[Listed entries — start]

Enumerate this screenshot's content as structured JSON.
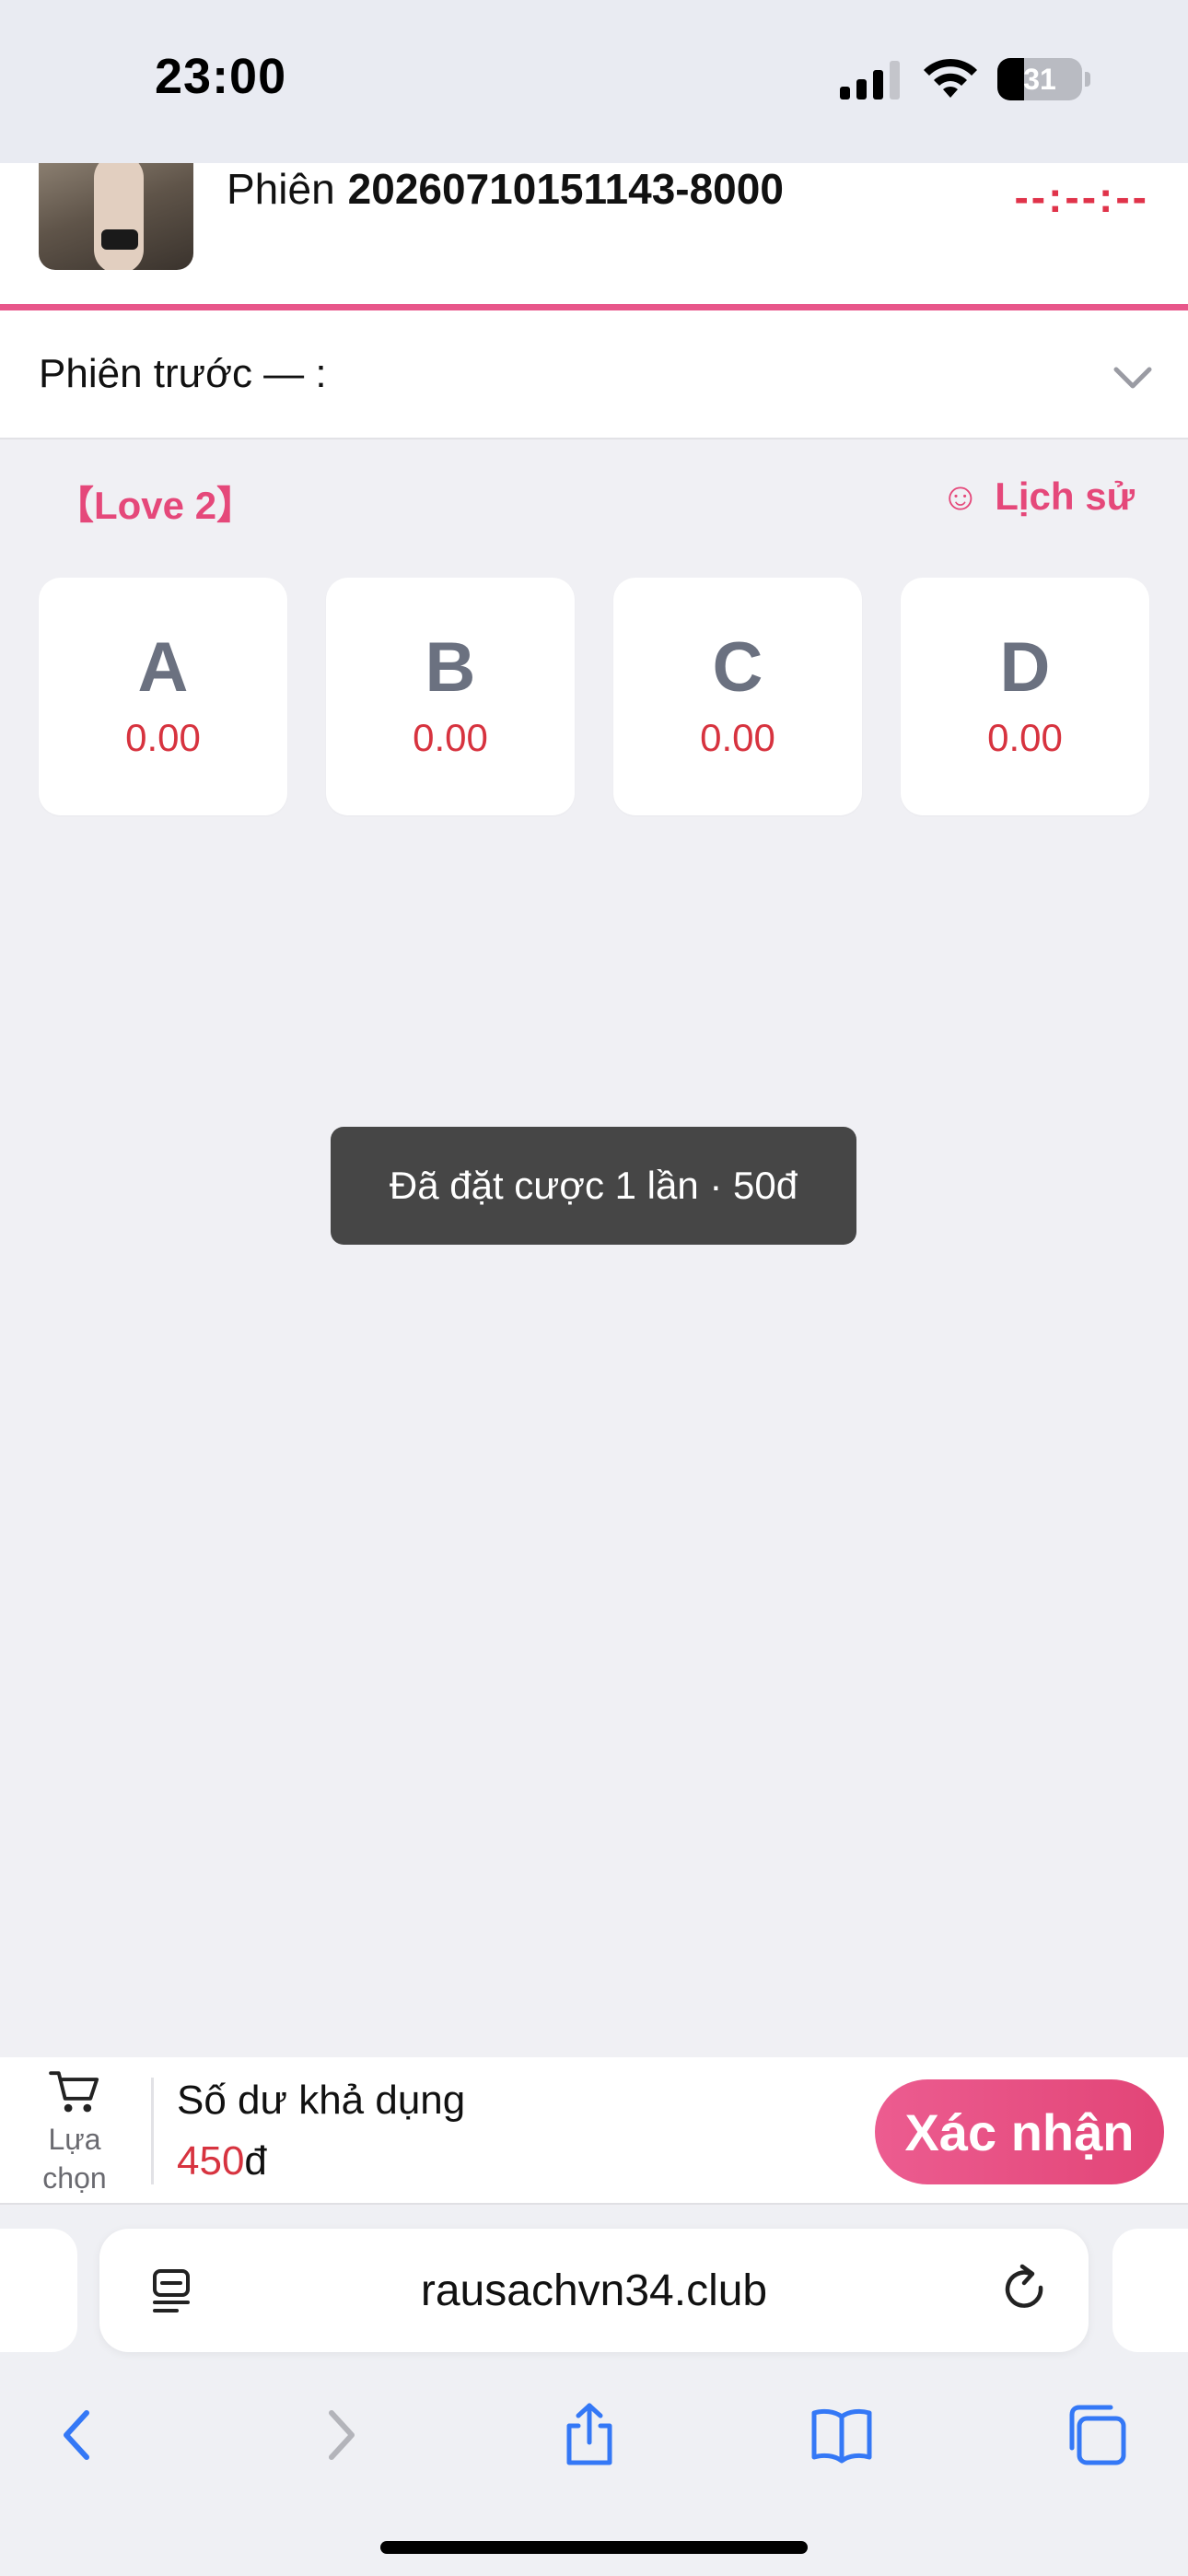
{
  "status_bar": {
    "time": "23:00",
    "battery_level": "31",
    "icons": [
      "signal-icon",
      "wifi-icon",
      "battery-icon"
    ]
  },
  "session": {
    "prefix": "Phiên",
    "code": "20260710151143-8000",
    "countdown": "--:--:--"
  },
  "previous_session": {
    "label": "Phiên trước — :"
  },
  "game": {
    "name": "【Love 2】",
    "history_icon": "☺",
    "history_label": "Lịch sử",
    "options": [
      {
        "letter": "A",
        "odds": "0.00"
      },
      {
        "letter": "B",
        "odds": "0.00"
      },
      {
        "letter": "C",
        "odds": "0.00"
      },
      {
        "letter": "D",
        "odds": "0.00"
      }
    ]
  },
  "toast": {
    "message": "Đã đặt cược 1 lần · 50đ"
  },
  "bet_bar": {
    "cart_label": "Lựa chọn",
    "balance_label": "Số dư khả dụng",
    "balance_amount": "450",
    "balance_currency": "đ",
    "confirm_label": "Xác nhận"
  },
  "browser": {
    "url": "rausachvn34.club",
    "toolbar_icons": [
      "back-icon",
      "forward-icon",
      "share-icon",
      "bookmarks-icon",
      "tabs-icon"
    ]
  },
  "colors": {
    "accent_pink": "#e5487a",
    "odds_red": "#d7333f",
    "ios_blue": "#3478f6"
  }
}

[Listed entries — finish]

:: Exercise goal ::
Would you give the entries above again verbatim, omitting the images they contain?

:: Task output ::
Enumerate this screenshot's content as structured JSON.
{
  "status_bar": {
    "time": "23:00",
    "battery_level": "31",
    "icons": [
      "signal-icon",
      "wifi-icon",
      "battery-icon"
    ]
  },
  "session": {
    "prefix": "Phiên",
    "code": "20260710151143-8000",
    "countdown": "--:--:--"
  },
  "previous_session": {
    "label": "Phiên trước — :"
  },
  "game": {
    "name": "【Love 2】",
    "history_icon": "☺",
    "history_label": "Lịch sử",
    "options": [
      {
        "letter": "A",
        "odds": "0.00"
      },
      {
        "letter": "B",
        "odds": "0.00"
      },
      {
        "letter": "C",
        "odds": "0.00"
      },
      {
        "letter": "D",
        "odds": "0.00"
      }
    ]
  },
  "toast": {
    "message": "Đã đặt cược 1 lần · 50đ"
  },
  "bet_bar": {
    "cart_label": "Lựa chọn",
    "balance_label": "Số dư khả dụng",
    "balance_amount": "450",
    "balance_currency": "đ",
    "confirm_label": "Xác nhận"
  },
  "browser": {
    "url": "rausachvn34.club",
    "toolbar_icons": [
      "back-icon",
      "forward-icon",
      "share-icon",
      "bookmarks-icon",
      "tabs-icon"
    ]
  },
  "colors": {
    "accent_pink": "#e5487a",
    "odds_red": "#d7333f",
    "ios_blue": "#3478f6"
  }
}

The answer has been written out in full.